RBI has no option but to hike rates
As expected, Indias trade deficit hit a fiveyear high in June It reached a whopping 166 billion in that month from 1462 billion in May The trade deficit widened despite the fact that merchandise exports went up by almost 1757 per cent while gold imports dipped
As expected, India’s trade deficit hit a five-year high in June. It reached a whopping $16.6 billion in that month from $14.62 billion in May. The trade deficit widened despite the fact that merchandise exports went up by almost 17.57 per cent while gold imports dipped.
One key reason for this is rising crude oil prices. India heavily depends on overseas crude oil and nearly 70 per cent of petrol and diesel consumed in the country is met through imports. With crude oil prices hovering around $80 per barrel, the oil imports bill increased by a staggering 56.61 per cent to $12.73 billion during June. Trend was similar in the first quarter of the current financial year. As per the official data, oil imports during April-June were valued at $34.64 billion, an increase of 49.44 per cent from the same period last fiscal.
The other factor that played significant role in widening import and export trade gap is the weak currency. Rupee depreciated by 7.3 per cent against US dollar so far in 2018, thus becoming the worst performer among Asian currencies. Some feel that weaker rupee will pose more challenge to Indian exports that the escalating trade war between the US and China, the world’s two biggest economies.

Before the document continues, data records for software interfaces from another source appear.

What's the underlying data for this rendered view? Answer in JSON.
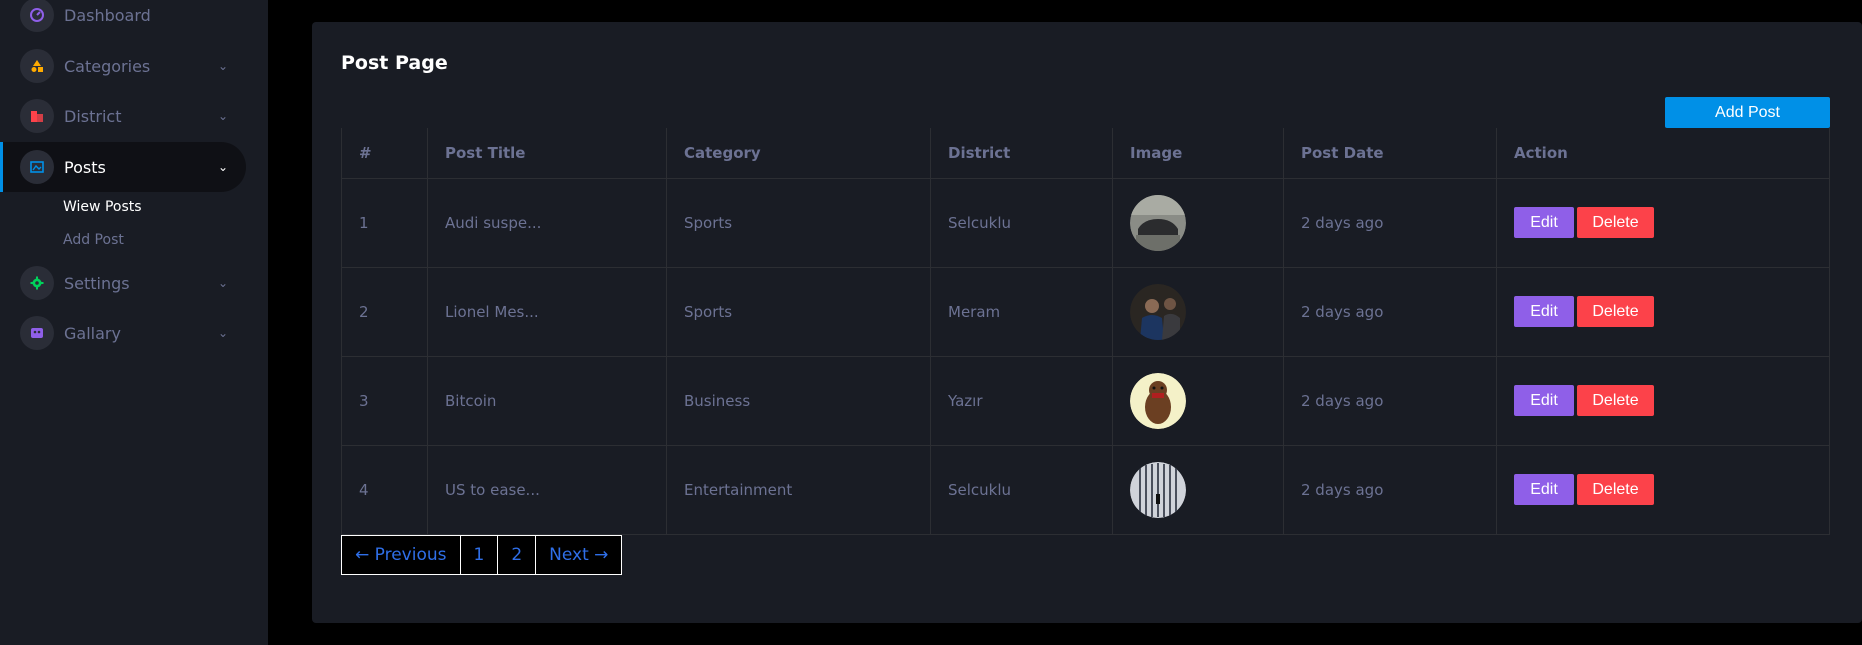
{
  "sidebar": {
    "items": [
      {
        "label": "Dashboard",
        "icon": "speedometer-icon",
        "color": "#8f5fe8"
      },
      {
        "label": "Categories",
        "icon": "shapes-icon",
        "color": "#ffab00"
      },
      {
        "label": "District",
        "icon": "building-icon",
        "color": "#fc424a"
      },
      {
        "label": "Posts",
        "icon": "image-icon",
        "color": "#0090e7"
      },
      {
        "label": "Settings",
        "icon": "gear-icon",
        "color": "#00d25b"
      },
      {
        "label": "Gallary",
        "icon": "gallery-icon",
        "color": "#8f5fe8"
      }
    ],
    "posts_sub": [
      "Wiew Posts",
      "Add Post"
    ]
  },
  "page": {
    "title": "Post Page",
    "add_button": "Add Post"
  },
  "table": {
    "headers": [
      "#",
      "Post Title",
      "Category",
      "District",
      "Image",
      "Post Date",
      "Action"
    ],
    "rows": [
      {
        "num": "1",
        "title": "Audi suspe...",
        "category": "Sports",
        "district": "Selcuklu",
        "date": "2 days ago"
      },
      {
        "num": "2",
        "title": "Lionel Mes...",
        "category": "Sports",
        "district": "Meram",
        "date": "2 days ago"
      },
      {
        "num": "3",
        "title": "Bitcoin",
        "category": "Business",
        "district": "Yazır",
        "date": "2 days ago"
      },
      {
        "num": "4",
        "title": "US to ease...",
        "category": "Entertainment",
        "district": "Selcuklu",
        "date": "2 days ago"
      }
    ],
    "edit_label": "Edit",
    "delete_label": "Delete"
  },
  "pagination": {
    "previous": "← Previous",
    "pages": [
      "1",
      "2"
    ],
    "next": "Next →"
  }
}
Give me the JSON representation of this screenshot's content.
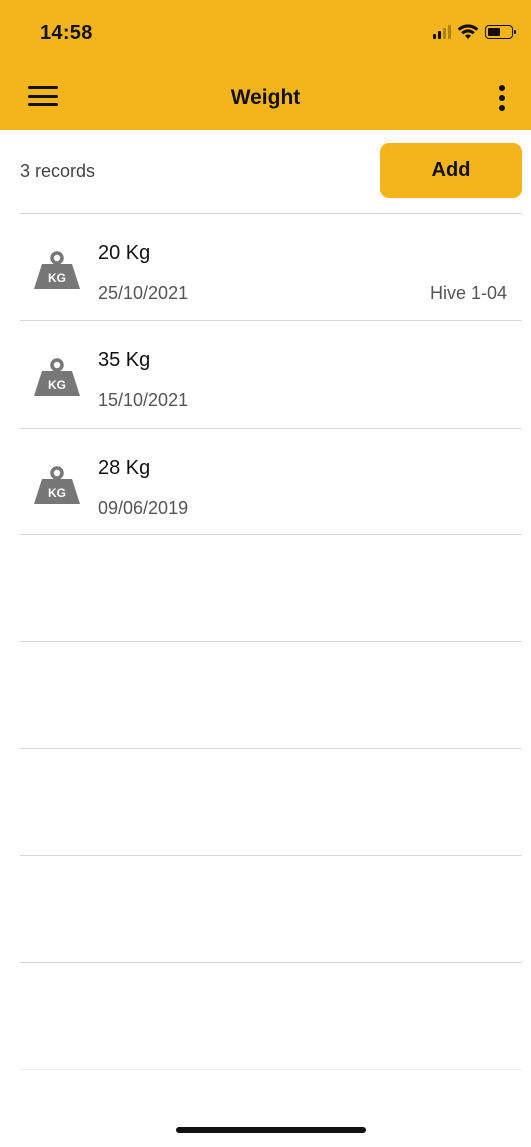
{
  "status_bar": {
    "time": "14:58",
    "icons": [
      "signal-icon",
      "wifi-icon",
      "battery-icon"
    ]
  },
  "header": {
    "title": "Weight",
    "menu_icon": "hamburger-menu-icon",
    "more_icon": "more-vertical-icon",
    "background_color": "#f3b51b"
  },
  "toolbar": {
    "records_count": "3 records",
    "add_label": "Add"
  },
  "records": [
    {
      "weight": "20 Kg",
      "date": "25/10/2021",
      "hive": "Hive 1-04",
      "icon": "weight-kg-icon"
    },
    {
      "weight": "35 Kg",
      "date": "15/10/2021",
      "hive": "",
      "icon": "weight-kg-icon"
    },
    {
      "weight": "28 Kg",
      "date": "09/06/2019",
      "hive": "",
      "icon": "weight-kg-icon"
    }
  ],
  "colors": {
    "accent": "#f3b51b",
    "icon_gray": "#777777",
    "divider": "#d6d6d6"
  }
}
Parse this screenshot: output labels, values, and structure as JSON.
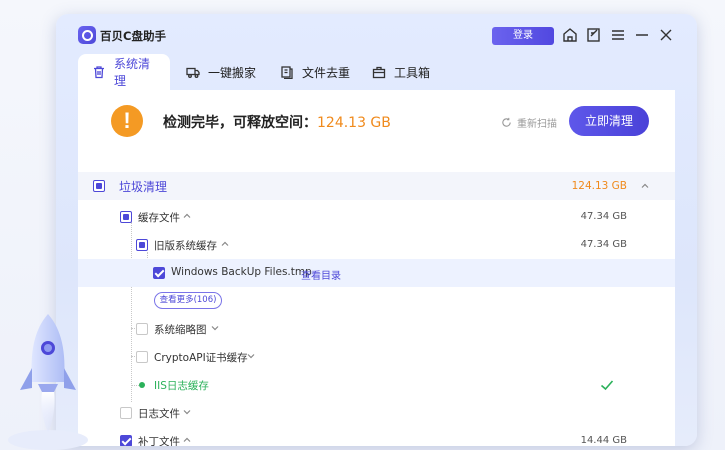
{
  "app": {
    "title": "百贝C盘助手",
    "login_label": "登录"
  },
  "tabs": [
    {
      "label": "系统清理",
      "icon": "trash-icon"
    },
    {
      "label": "一键搬家",
      "icon": "truck-icon"
    },
    {
      "label": "文件去重",
      "icon": "file-copy-icon"
    },
    {
      "label": "工具箱",
      "icon": "toolbox-icon"
    }
  ],
  "summary": {
    "text": "检测完毕，可释放空间：",
    "size": "124.13 GB",
    "rescan_label": "重新扫描",
    "clean_label": "立即清理"
  },
  "tree": {
    "junk": {
      "label": "垃圾清理",
      "size": "124.13 GB"
    },
    "cache": {
      "label": "缓存文件",
      "size": "47.34 GB"
    },
    "old_cache": {
      "label": "旧版系统缓存",
      "size": "47.34 GB"
    },
    "backup_file": {
      "label": "Windows BackUp Files.tmp",
      "link": "查看目录"
    },
    "more_label": "查看更多(106)",
    "thumbnails": {
      "label": "系统缩略图"
    },
    "crypto": {
      "label": "CryptoAPI证书缓存"
    },
    "iis": {
      "label": "IIS日志缓存"
    },
    "logs": {
      "label": "日志文件"
    },
    "patches": {
      "label": "补丁文件",
      "size": "14.44 GB"
    }
  },
  "colors": {
    "accent": "#4d48d8",
    "warning": "#f49a24",
    "size_orange": "#f08a1c",
    "success": "#2bb15a"
  }
}
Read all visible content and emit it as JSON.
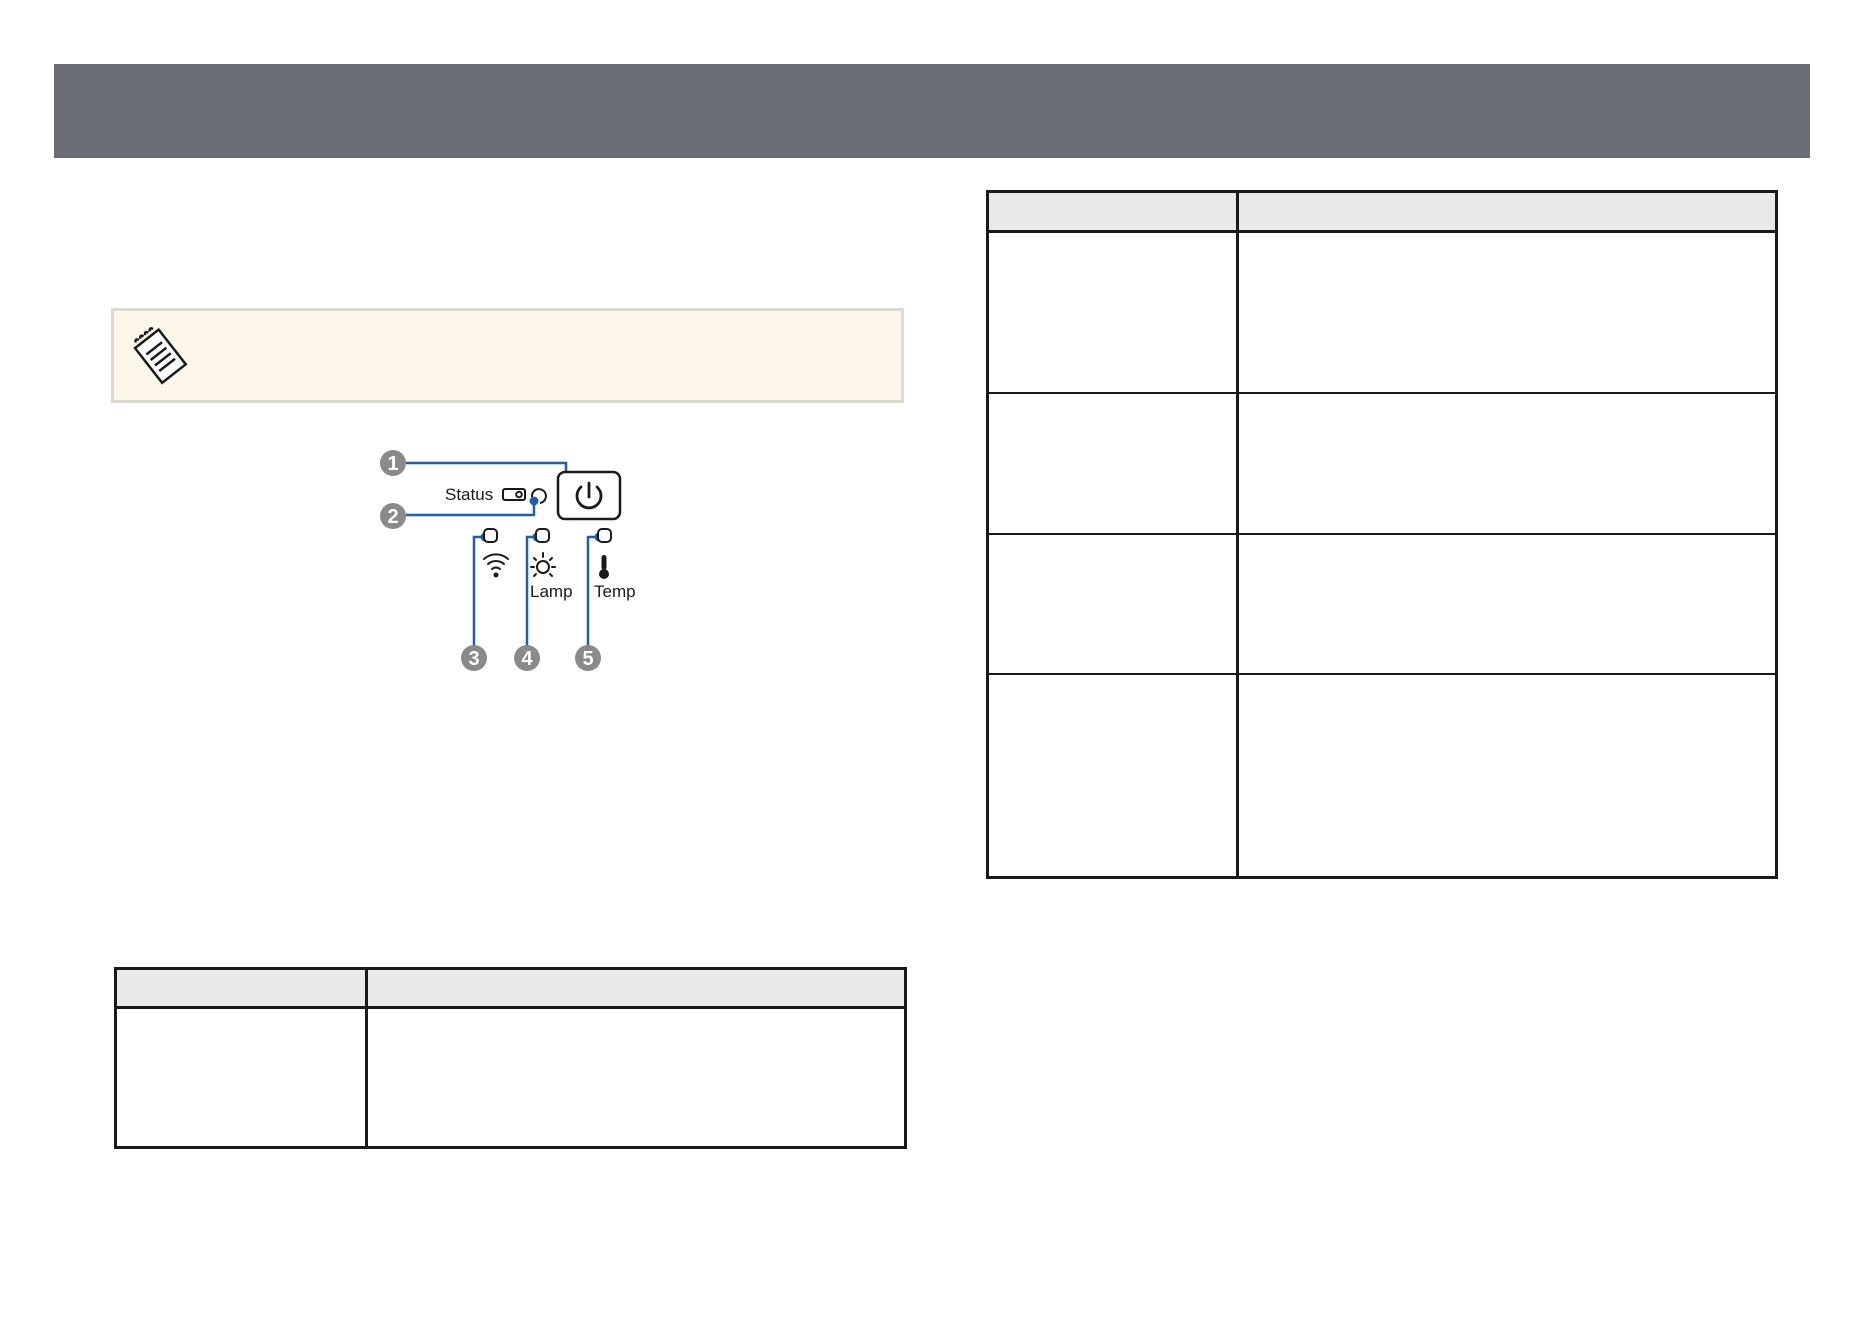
{
  "diagram": {
    "callouts": [
      "1",
      "2",
      "3",
      "4",
      "5"
    ],
    "status_label": "Status",
    "lamp_label": "Lamp",
    "temp_label": "Temp",
    "icons": [
      "power-icon",
      "projector-icon",
      "wifi-icon",
      "lamp-icon",
      "thermometer-icon"
    ],
    "accent_color": "#1f5fa8"
  },
  "note": {
    "icon": "note-pad-icon"
  },
  "colors": {
    "banner": "#6a6d76",
    "note_bg": "#fdf7ea",
    "table_header": "#e9e9e9"
  }
}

Though Reserve Bank of India has been making period interventions to rein in rupee volatility, it efforts did not yield positive results. Reports say that the apex bank used about $25 billion in reserves in the last three months to control rupee depreciation. Still, weakness continues in the currency.
Experts and brokerage firms like CLSA feel that rupee will continue to be under pressure though they see some silver-lining before elections. “With the rupee becoming a political issue, possibility of the Centre undertaking some form of non-resident deposit scheme/dollar bond issuance cannot be ruled out ahead of the general elections, capping the rupee’s downside. Fundamentally, the direction of the rupee may be weak in the near term,” the brokerage firm further said.
As if these factors are not enough, inflation is also heading north. Inflation based on wholesale price index went up to a four-year high of 5.77 per cent in June owing to rise in vegetable and fuel prices. The reading stood at 4.43 per cent in May this year and less than one (0.90 per cent) in June last year. The government data showed inflation in vegetables zoomed to 8.12 per cent from 2.51 per cent in May this year. As expected, inflation in 'fuel and power' basket also climbed to 16.18 per cent in June from 11.22 per cent in the previous month.
With trade deficit widening and inflation rising, RBI is expected to enhance key interest rates at next monetary policy meeting scheduled for August. Experts say RBI will have to tighten monetary policy to check upside risks to inflation and keep financial markets stable. “We expect 50 bps more hikes in 2018-19, with the next likely in August," Radhika Rao, an economist with DBS bank said in a research note recently. Therefore, it’s time to brace up for more rate hikes from RBI.